Exercise data section start

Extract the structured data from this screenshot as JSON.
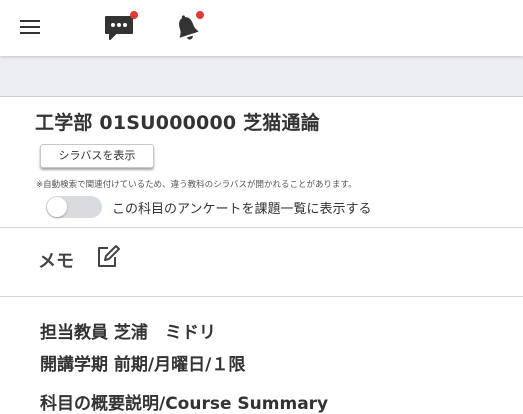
{
  "header": {
    "menu_icon": "hamburger-icon",
    "chat_icon": "chat-bubble-icon",
    "bell_icon": "bell-icon",
    "notification_color": "#e53935"
  },
  "course": {
    "title": "工学部 01SU000000 芝猫通論",
    "syllabus_button": "シラバスを表示",
    "note": "※自動検索で関連付けているため、違う教科のシラバスが開かれることがあります。",
    "survey_toggle_label": "この科目のアンケートを課題一覧に表示する",
    "survey_toggle_on": false
  },
  "memo": {
    "title": "メモ",
    "edit_icon": "pencil-square-icon"
  },
  "details": {
    "instructor": "担当教員 芝浦　ミドリ",
    "schedule": "開講学期 前期/月曜日/１限",
    "summary_heading": "科目の概要説明/Course Summary"
  }
}
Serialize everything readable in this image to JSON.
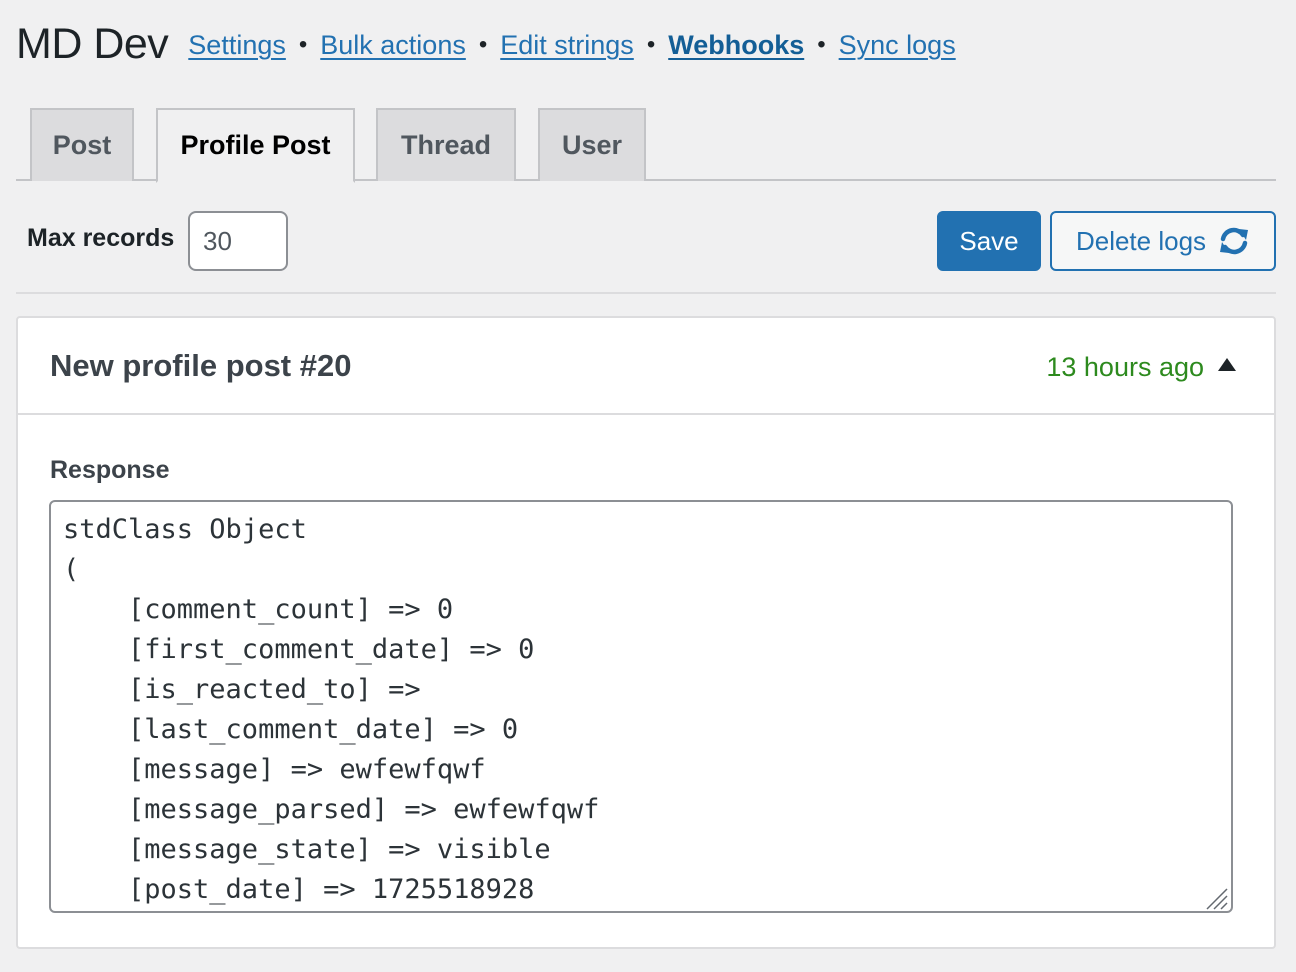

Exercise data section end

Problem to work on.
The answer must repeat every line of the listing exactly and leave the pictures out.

Problem solution.
Extract the structured data from this screenshot as JSON.
{
  "header": {
    "menu_icon": "hamburger-icon",
    "chat_icon": "chat-bubble-icon",
    "bell_icon": "bell-icon",
    "notification_color": "#e53935"
  },
  "course": {
    "title": "工学部 01SU000000 芝猫通論",
    "syllabus_button": "シラバスを表示",
    "note": "※自動検索で関連付けているため、違う教科のシラバスが開かれることがあります。",
    "survey_toggle_label": "この科目のアンケートを課題一覧に表示する",
    "survey_toggle_on": false
  },
  "memo": {
    "title": "メモ",
    "edit_icon": "pencil-square-icon"
  },
  "details": {
    "instructor": "担当教員 芝浦　ミドリ",
    "schedule": "開講学期 前期/月曜日/１限",
    "summary_heading": "科目の概要説明/Course Summary"
  }
}
Serialize everything readable in this image to JSON.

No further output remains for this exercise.